Extension of services and installation of critical facilities such as irrigation systems and post-harvest facilities for drying, milling, and on-farm storage to be collectively managed by the farmers themselves;
Development of sustainable alternative livelihood sources to allow farmers to cope with possible losses from crop production and improve their purchasing capacity;
Land reform through land distribution to ensure proper and appropriate land use and management;
Development of mechanisms for soil conservation such as conversion of biomass into organic fertilizers and integrated farming or intercropping, and farmers’ training to capacitate them to use these mechanisms. Due to the limited total land area distributed per family for upland farming, the fallow periods for cultivated lands are very short, negatively affecting soil fertility and eventually productivity. The very rapid cycle for swidden farms limits the time for the natural regeneration and recovery of the forest portions converted to farm plots.

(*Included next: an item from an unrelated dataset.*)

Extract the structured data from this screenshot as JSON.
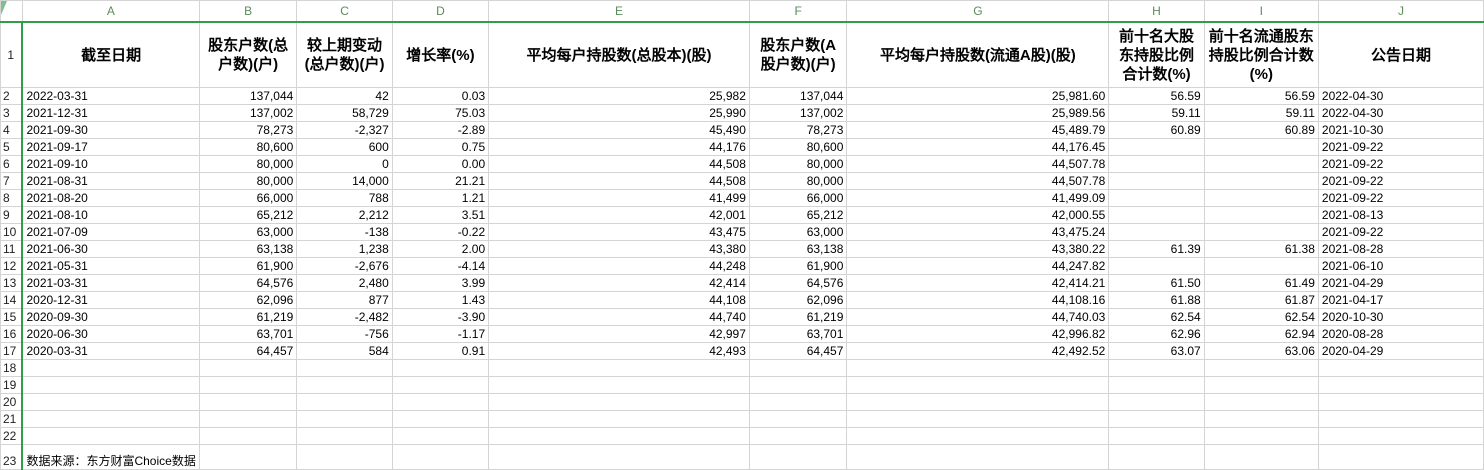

Development of policies for the recognition of farmers’ rights over the plant genetic resources based simply on their historical and continuing role in the conservation of such genetic resources. These policies should put in place mechanisms to give back to farmers for their ecological services. The rice genetic resources present in gene banks and research institutions then and today are collections made from those that were originally propagated by farmers through their production and conservation practice. Sovereign rights over genetic resources are accorded to nations from where such are collected. Such rights, however, are not extended to farmers. Getting certification of ownership to plant genetic resources is difficult, with the various processes and requirements they need to comply with.
1. Strategic Partnership with Farmer Innovators for Adaptation and Management of Plant Genetic Resources to Climate Change . Report: Participatory Rural Appraisal (PRA), Strategic Action Plans (SAPs), and Baseline Survey in Lao PDR. SEARICE; Ministry of Agriculture and Forestry, Lao PDR
[This publication has been produced with the assistance of the International Treaty. The contents of this publication are the sole responsibility of the Southeast Asia Regional Initiatives for Community Empowerment (SEARICE) and can in no way be taken to reflect the views of the International Treaty.]